I also rate Juve & Camps, although it is not part of the Corpinnat group. Having met Juan Juve and his daughter Meritxell Juve a few years ago at their impressive cellars, where they store some 10 million bottles to age, we sadly do not see enough of their wines in the UK, with their biggest market being Peru where the Juve & Camps brand is bigger than Coke. Their top label is La Capella, 108 months on oak, with the 2006 being a favourite with a dreamy rich honeyed and spiced wine, apricots and green pistachio with delicate puff pastry on the palate.
Germany with Sekt can produce excellent sparkling, with Von Buhl being my top choice. Germany produces two billion bottles of Sekt a year, with over 20% drunk on home soil.

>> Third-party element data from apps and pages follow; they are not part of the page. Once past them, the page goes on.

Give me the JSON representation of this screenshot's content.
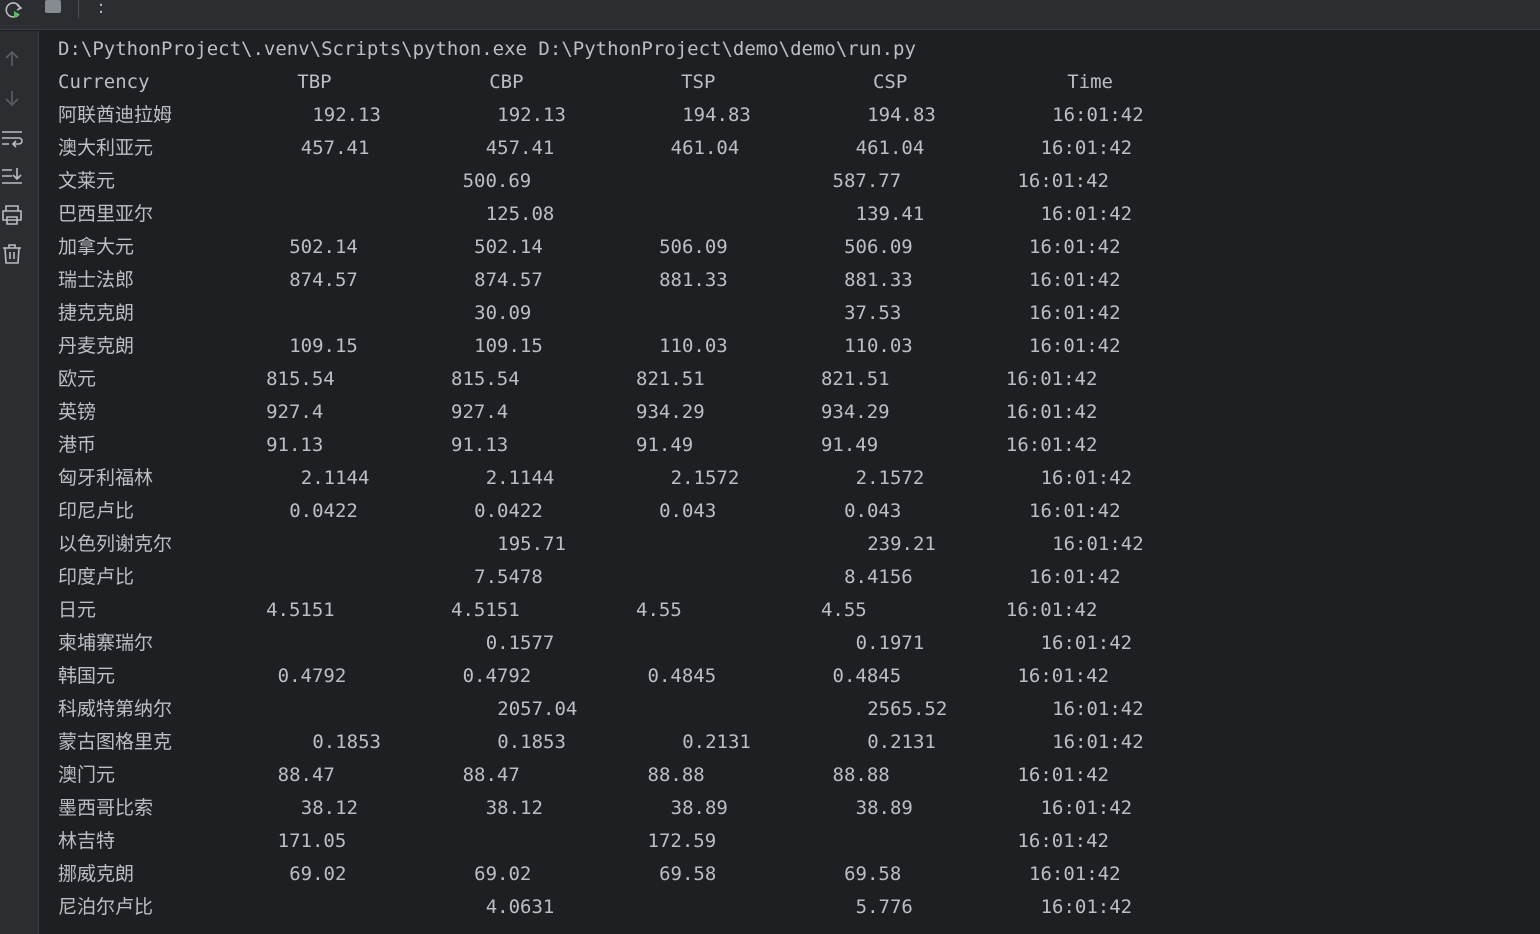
{
  "toolbar": {
    "rerun_icon": "rerun-icon",
    "stop_icon": "stop-icon",
    "more_label": ":"
  },
  "sidebar": {
    "icons": [
      "arrow-up-icon",
      "arrow-down-icon",
      "soft-wrap-icon",
      "scroll-to-end-icon",
      "print-icon",
      "trash-icon"
    ]
  },
  "console": {
    "command": "D:\\PythonProject\\.venv\\Scripts\\python.exe D:\\PythonProject\\demo\\demo\\run.py",
    "header": [
      "Currency",
      "TBP",
      "CBP",
      "TSP",
      "CSP",
      "Time"
    ],
    "rows": [
      [
        "阿联酋迪拉姆",
        "192.13",
        "192.13",
        "194.83",
        "194.83",
        "16:01:42"
      ],
      [
        "澳大利亚元",
        "457.41",
        "457.41",
        "461.04",
        "461.04",
        "16:01:42"
      ],
      [
        "文莱元",
        "",
        "500.69",
        "",
        "587.77",
        "16:01:42"
      ],
      [
        "巴西里亚尔",
        "",
        "125.08",
        "",
        "139.41",
        "16:01:42"
      ],
      [
        "加拿大元",
        "502.14",
        "502.14",
        "506.09",
        "506.09",
        "16:01:42"
      ],
      [
        "瑞士法郎",
        "874.57",
        "874.57",
        "881.33",
        "881.33",
        "16:01:42"
      ],
      [
        "捷克克朗",
        "",
        "30.09",
        "",
        "37.53",
        "16:01:42"
      ],
      [
        "丹麦克朗",
        "109.15",
        "109.15",
        "110.03",
        "110.03",
        "16:01:42"
      ],
      [
        "欧元",
        "815.54",
        "815.54",
        "821.51",
        "821.51",
        "16:01:42"
      ],
      [
        "英镑",
        "927.4",
        "927.4",
        "934.29",
        "934.29",
        "16:01:42"
      ],
      [
        "港币",
        "91.13",
        "91.13",
        "91.49",
        "91.49",
        "16:01:42"
      ],
      [
        "匈牙利福林",
        "2.1144",
        "2.1144",
        "2.1572",
        "2.1572",
        "16:01:42"
      ],
      [
        "印尼卢比",
        "0.0422",
        "0.0422",
        "0.043",
        "0.043",
        "16:01:42"
      ],
      [
        "以色列谢克尔",
        "",
        "195.71",
        "",
        "239.21",
        "16:01:42"
      ],
      [
        "印度卢比",
        "",
        "7.5478",
        "",
        "8.4156",
        "16:01:42"
      ],
      [
        "日元",
        "4.5151",
        "4.5151",
        "4.55",
        "4.55",
        "16:01:42"
      ],
      [
        "柬埔寨瑞尔",
        "",
        "0.1577",
        "",
        "0.1971",
        "16:01:42"
      ],
      [
        "韩国元",
        "0.4792",
        "0.4792",
        "0.4845",
        "0.4845",
        "16:01:42"
      ],
      [
        "科威特第纳尔",
        "",
        "2057.04",
        "",
        "2565.52",
        "16:01:42"
      ],
      [
        "蒙古图格里克",
        "0.1853",
        "0.1853",
        "0.2131",
        "0.2131",
        "16:01:42"
      ],
      [
        "澳门元",
        "88.47",
        "88.47",
        "88.88",
        "88.88",
        "16:01:42"
      ],
      [
        "墨西哥比索",
        "38.12",
        "38.12",
        "38.89",
        "38.89",
        "16:01:42"
      ],
      [
        "林吉特",
        "171.05",
        "",
        "172.59",
        "",
        "16:01:42"
      ],
      [
        "挪威克朗",
        "69.02",
        "69.02",
        "69.58",
        "69.58",
        "16:01:42"
      ],
      [
        "尼泊尔卢比",
        "",
        "4.0631",
        "",
        "5.776",
        "16:01:42"
      ]
    ]
  },
  "colors": {
    "background": "#1e1f22",
    "panel": "#2b2d30",
    "text": "#bcbec4",
    "run_green": "#5fb865"
  }
}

The term Sekt is not straight forward as it covers entry level made from “tank method” to the more traditional champagne method with ageing.
The Champagne and Sparkling Wine World Championships

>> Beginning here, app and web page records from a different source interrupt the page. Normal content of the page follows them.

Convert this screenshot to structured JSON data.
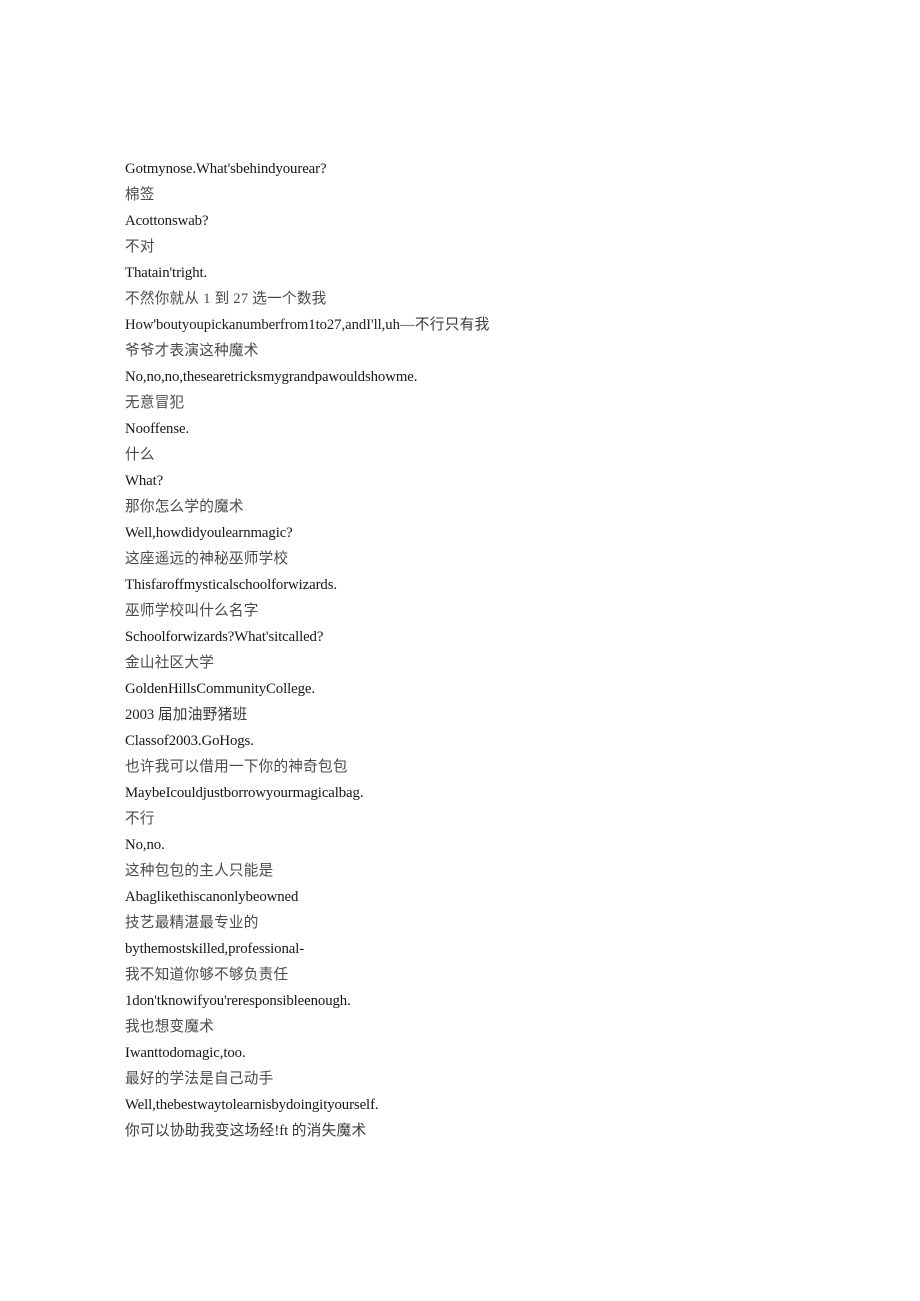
{
  "document": {
    "background_color": "#ffffff",
    "text_color_latin": "#161616",
    "text_color_cjk": "#4a4a4a",
    "lines": [
      {
        "id": "l1",
        "lang": "en",
        "text": "Gotmynose.What'sbehindyourear?"
      },
      {
        "id": "l2",
        "lang": "zh",
        "text": "棉签"
      },
      {
        "id": "l3",
        "lang": "en",
        "text": "Acottonswab?"
      },
      {
        "id": "l4",
        "lang": "zh",
        "text": "不对"
      },
      {
        "id": "l5",
        "lang": "en",
        "text": "Thatain'tright."
      },
      {
        "id": "l6",
        "lang": "zh",
        "text": "不然你就从 1 到 27 选一个数我"
      },
      {
        "id": "l7",
        "lang": "mixed",
        "text": "How'boutyoupickanumberfrom1to27,andI'll,uh—不行只有我"
      },
      {
        "id": "l8",
        "lang": "zh",
        "text": "爷爷才表演这种魔术"
      },
      {
        "id": "l9",
        "lang": "en",
        "text": "No,no,no,thesearetricksmygrandpawouldshowme."
      },
      {
        "id": "l10",
        "lang": "zh",
        "text": "无意冒犯"
      },
      {
        "id": "l11",
        "lang": "en",
        "text": "Nooffense."
      },
      {
        "id": "l12",
        "lang": "zh",
        "text": "什么"
      },
      {
        "id": "l13",
        "lang": "en",
        "text": "What?"
      },
      {
        "id": "l14",
        "lang": "zh",
        "text": "那你怎么学的魔术"
      },
      {
        "id": "l15",
        "lang": "en",
        "text": "Well,howdidyoulearnmagic?"
      },
      {
        "id": "l16",
        "lang": "zh",
        "text": "这座遥远的神秘巫师学校"
      },
      {
        "id": "l17",
        "lang": "en",
        "text": "Thisfaroffmysticalschoolforwizards."
      },
      {
        "id": "l18",
        "lang": "zh",
        "text": "巫师学校叫什么名字"
      },
      {
        "id": "l19",
        "lang": "en",
        "text": "Schoolforwizards?What'sitcalled?"
      },
      {
        "id": "l20",
        "lang": "zh",
        "text": "金山社区大学"
      },
      {
        "id": "l21",
        "lang": "en",
        "text": "GoldenHillsCommunityCollege."
      },
      {
        "id": "l22",
        "lang": "mixed",
        "text": "2003 届加油野猪班"
      },
      {
        "id": "l23",
        "lang": "en",
        "text": "Classof2003.GoHogs."
      },
      {
        "id": "l24",
        "lang": "zh",
        "text": "也许我可以借用一下你的神奇包包"
      },
      {
        "id": "l25",
        "lang": "en",
        "text": "MaybeIcouldjustborrowyourmagicalbag."
      },
      {
        "id": "l26",
        "lang": "zh",
        "text": "不行"
      },
      {
        "id": "l27",
        "lang": "en",
        "text": "No,no."
      },
      {
        "id": "l28",
        "lang": "zh",
        "text": "这种包包的主人只能是"
      },
      {
        "id": "l29",
        "lang": "en",
        "text": "Abaglikethiscanonlybeowned"
      },
      {
        "id": "l30",
        "lang": "zh",
        "text": "技艺最精湛最专业的"
      },
      {
        "id": "l31",
        "lang": "en",
        "text": "bythemostskilled,professional-"
      },
      {
        "id": "l32",
        "lang": "zh",
        "text": "我不知道你够不够负责任"
      },
      {
        "id": "l33",
        "lang": "en",
        "text": "1don'tknowifyou'reresponsibleenough."
      },
      {
        "id": "l34",
        "lang": "zh",
        "text": "我也想变魔术"
      },
      {
        "id": "l35",
        "lang": "en",
        "text": "Iwanttodomagic,too."
      },
      {
        "id": "l36",
        "lang": "zh",
        "text": "最好的学法是自己动手"
      },
      {
        "id": "l37",
        "lang": "en",
        "text": "Well,thebestwaytolearnisbydoingityourself."
      },
      {
        "id": "l38",
        "lang": "mixed",
        "text": "你可以协助我变这场经!ft 的消失魔术"
      }
    ]
  }
}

Entries to are now open, (early bird entry prices until January 30th, closing date for entries on 28th March, with samples due by 24th April) which gives the opportunity of sparkling wines being showcased alongside top prestige champagnes at the annual awards dinner hosted on November 4th 2020.
Tom Stevenson founder and chair of the Championships which was set up in 2014, has the aim of being “the most respected, comprehensive and rigorous international sparkling wine competition in the world, give an in-depth report to all sparkling wines entered offering a rare chance for winemakers to evaluate their wines.”

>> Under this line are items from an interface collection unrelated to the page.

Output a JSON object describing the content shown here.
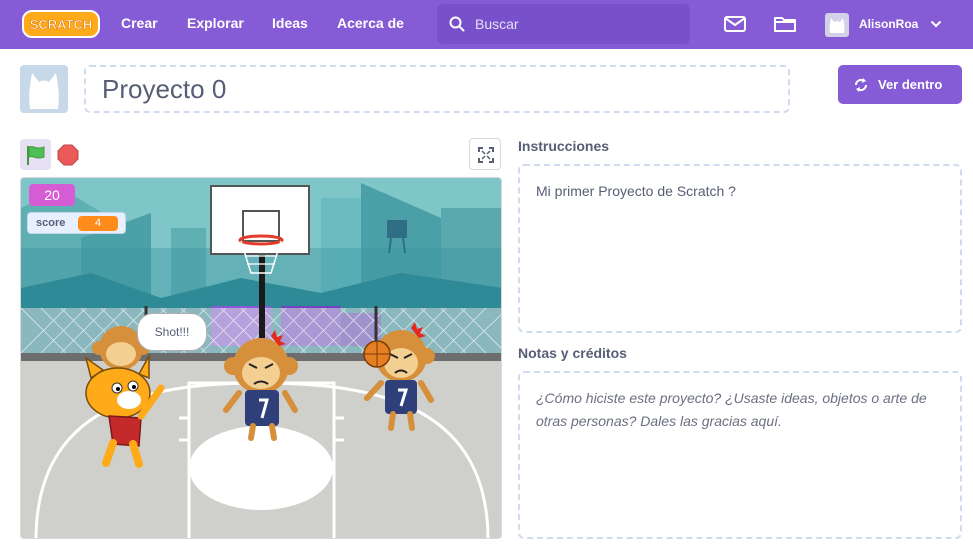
{
  "nav": {
    "logo_text": "SCRATCH",
    "links": [
      "Crear",
      "Explorar",
      "Ideas",
      "Acerca de"
    ],
    "search_placeholder": "Buscar",
    "icons": [
      "mail-icon",
      "folder-icon"
    ],
    "username": "AlisonRoa"
  },
  "project": {
    "title": "Proyecto 0",
    "see_inside_label": "Ver dentro"
  },
  "stage": {
    "timer_value": "20",
    "score_label": "score",
    "score_value": "4",
    "speech_text": "Shot!!!",
    "jersey_number": "7"
  },
  "instructions": {
    "heading": "Instrucciones",
    "text": "Mi primer Proyecto de Scratch ?"
  },
  "notes": {
    "heading": "Notas y créditos",
    "placeholder": "¿Cómo hiciste este proyecto? ¿Usaste ideas, objetos o arte de otras personas? Dales las gracias aquí."
  },
  "colors": {
    "brand": "#855cd6",
    "timer_monitor": "#d65cd6",
    "score_value": "#ff8c1a",
    "flag": "#4cbf56",
    "stop": "#ec5959"
  }
}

RESULTS FROM THE 2019 AWARDS
Champagne, Trentodoc and Franciacorta all went head to head in a battle for the World Champion trophies at the 2019 Awards Dinner. In the end it was Dom Perignon which was finally crowned Supreme World Champion for the Dom Pérignon 2004 Brut in magnum with Ferrari Trento taking the gong for Sparkling Wine Producer of the Year 2019.
The Chairman’s Trophy, presented this year to Palmer & Co for the 2003 Grands Terroirs in magnum and The Tony Jordan Rising Star Trophy went to Bulgarian sparkling producers Midalidare for the Thracian Lowlands sparkling. Bolney Wine Estate was the top winner from the UK.
And in conclusion….
What is clear is that sparkling wine, especially quality sparkling wine is increasing in production and in demand. No longer a celebration drink, its undoubtable variety and styles gives a huge opportunity to both producers and consumers to enjoy these wines in so many different ways. I see this category continuing to increase and give enjoyment to so many more people, I look forward to enjoying many more glasses in 2020.